Amos stressed the chaplains are strictly volunteer, non-denominational in their service and do not preach doctrine at any time while serving in this capacity.

Available at any time, day or night, the MPD Chaplain Corps serves in a wide variety of ways and only at the request of the officer. They may be called upon to assist in death notifications, assist and support victims in times of crisis, respond to suicide incidents, and serve as part of a crisis response team. They can also be called upon to deliver invocations at public ceremonies.

“They will call us out if there's an unattended death, if there's something where there's a lot of family,” Amos said. “When we come the first thing that we do is report to the officer in charge. He tells me what he needs. Most generally it's dealing with the family. I take care of them and keep them away from the crime scene.”

This frees the officer to focus on and complete his duties and gives the family members a source of information on the police processes underway. Chaplains also help the emotional family members deal with a death, and funeral home procedures

“When you have everyone just totally broke down, my way of working with them is to allow them to vent, and then I can start talking with them and find out what’s going on. I explain to them why things are happening the way they are,” he said. “Once I get them calmed down we're able to get a lot more information. I get all of the information I can, and that saves the officers from having to come and do it again. That allows them to do their work.”

Amos said the Chaplains are usually the last one to leave the scene and do follow up with the families when they can.

“Some of them ask me to do the funeral if they have no preacher,” he said. “The other side of it is then I have a chance to visit with the officers and then we can do de-briefing with them.

“Every department in Ottawa County knows they can call me,” Amos said.

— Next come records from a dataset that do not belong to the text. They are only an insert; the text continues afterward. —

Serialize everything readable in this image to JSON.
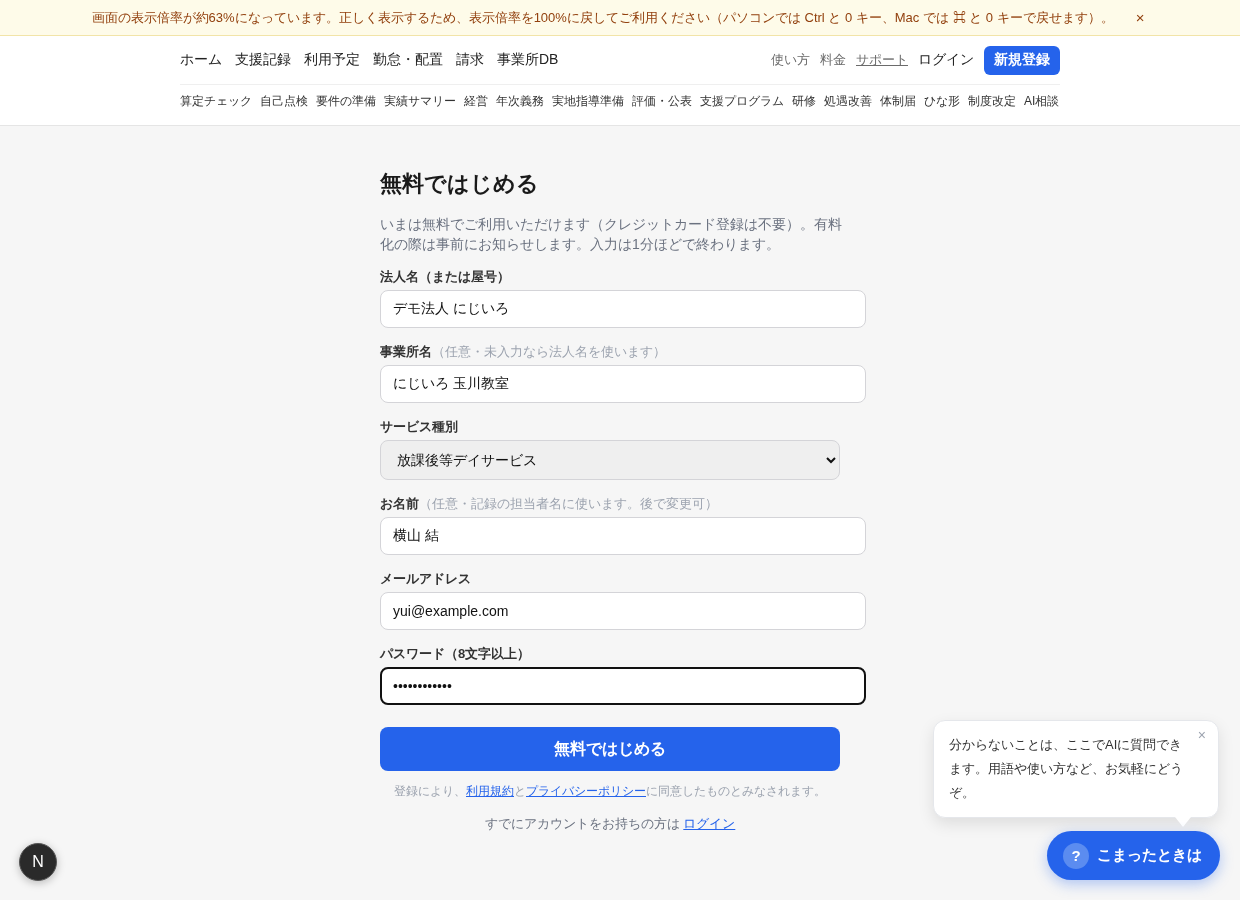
{
  "notice_banner": {
    "text": "画面の表示倍率が約63%になっています。正しく表示するため、表示倍率を100%に戻してご利用ください（パソコンでは Ctrl と 0 キー、Mac では ⌘ と 0 キーで戻せます）。",
    "close": "×"
  },
  "header": {
    "main_nav": [
      "ホーム",
      "支援記録",
      "利用予定",
      "勤怠・配置",
      "請求",
      "事業所DB"
    ],
    "utility_links": [
      {
        "label": "使い方",
        "selected": false
      },
      {
        "label": "料金",
        "selected": false
      },
      {
        "label": "サポート",
        "selected": true
      }
    ],
    "login": "ログイン",
    "signup_button": "新規登録",
    "sub_nav": [
      "算定チェック",
      "自己点検",
      "要件の準備",
      "実績サマリー",
      "経営",
      "年次義務",
      "実地指導準備",
      "評価・公表",
      "支援プログラム",
      "研修",
      "処遇改善",
      "体制届",
      "ひな形",
      "制度改定",
      "AI相談"
    ]
  },
  "form": {
    "title": "無料ではじめる",
    "description": "いまは無料でご利用いただけます（クレジットカード登録は不要）。有料化の際は事前にお知らせします。入力は1分ほどで終わります。",
    "fields": [
      {
        "kind": "text",
        "label": "法人名（または屋号）",
        "value": "デモ法人 にじいろ",
        "focused": false
      },
      {
        "kind": "text",
        "label": "事業所名",
        "hint": "（任意・未入力なら法人名を使います）",
        "value": "にじいろ 玉川教室",
        "focused": false
      },
      {
        "kind": "select",
        "label": "サービス種別",
        "value": "放課後等デイサービス",
        "focused": false
      },
      {
        "kind": "text",
        "label": "お名前",
        "hint": "（任意・記録の担当者名に使います。後で変更可）",
        "value": "横山 結",
        "focused": false
      },
      {
        "kind": "email",
        "label": "メールアドレス",
        "value": "yui@example.com",
        "focused": false
      },
      {
        "kind": "password",
        "label": "パスワード（8文字以上）",
        "value": "••••••••••••",
        "focused": true
      }
    ],
    "submit_button": "無料ではじめる",
    "terms": [
      {
        "kind": "text",
        "text": "登録により、"
      },
      {
        "kind": "link",
        "text": "利用規約"
      },
      {
        "kind": "text",
        "text": "と"
      },
      {
        "kind": "link",
        "text": "プライバシーポリシー"
      },
      {
        "kind": "text",
        "text": "に同意したものとみなされます。"
      }
    ],
    "login_prompt": {
      "text": "すでにアカウントをお持ちの方は",
      "link": "ログイン"
    }
  },
  "help_bubble": {
    "text": "分からないことは、ここでAIに質問できます。用語や使い方など、お気軽にどうぞ。",
    "close": "×"
  },
  "help_button": {
    "icon": "?",
    "label": "こまったときは"
  },
  "dev_indicator": {
    "label": "N"
  }
}
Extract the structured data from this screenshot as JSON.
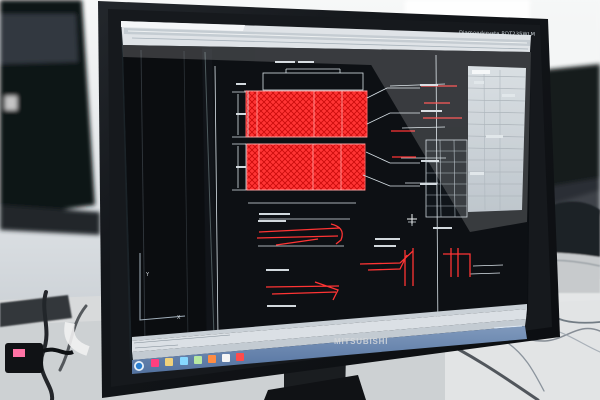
{
  "scene": {
    "monitor_brand": "MITSUBISHI",
    "monitor_model": "Diamondcrysta RDT235WLM"
  },
  "colors": {
    "cad_background": "#0d1014",
    "cad_drawing": "#ff2f2f",
    "cad_lines": "#b8c3cc",
    "monitor_bezel": "#111418",
    "taskbar": "#5b79a6"
  },
  "icons": [
    "start-orb-icon",
    "taskbar-app-icon",
    "cursor-crosshair-icon",
    "ucs-axis-icon"
  ]
}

Chaplains may visit sick or injured personnel, are a resource for counseling for members of the agency and their families, and serve as a liaison with other clergy in the community. Because the chaplains are on scene, they may have a better understanding of the situation the officer and families have experienced.

The chaplains carry special badges but carry no law enforcement powers or authority. They do develop an understanding of police work and the challenges law enforcement officers and their families face.

“We have an excellent department. Every department I've worked with has been fabulous for me. As a Chaplain, I am honored to be able to assist our citizens and first responders which is not only limited to law enforcement but includes fire, EMT services, and surrounding agencies,” Amos said.

Melinda Stotts is the associate editor of the Miami News-Record. She can be emailed at mstotts@miaminewsrecord.com or followed on Twitter @MelindaStotts1.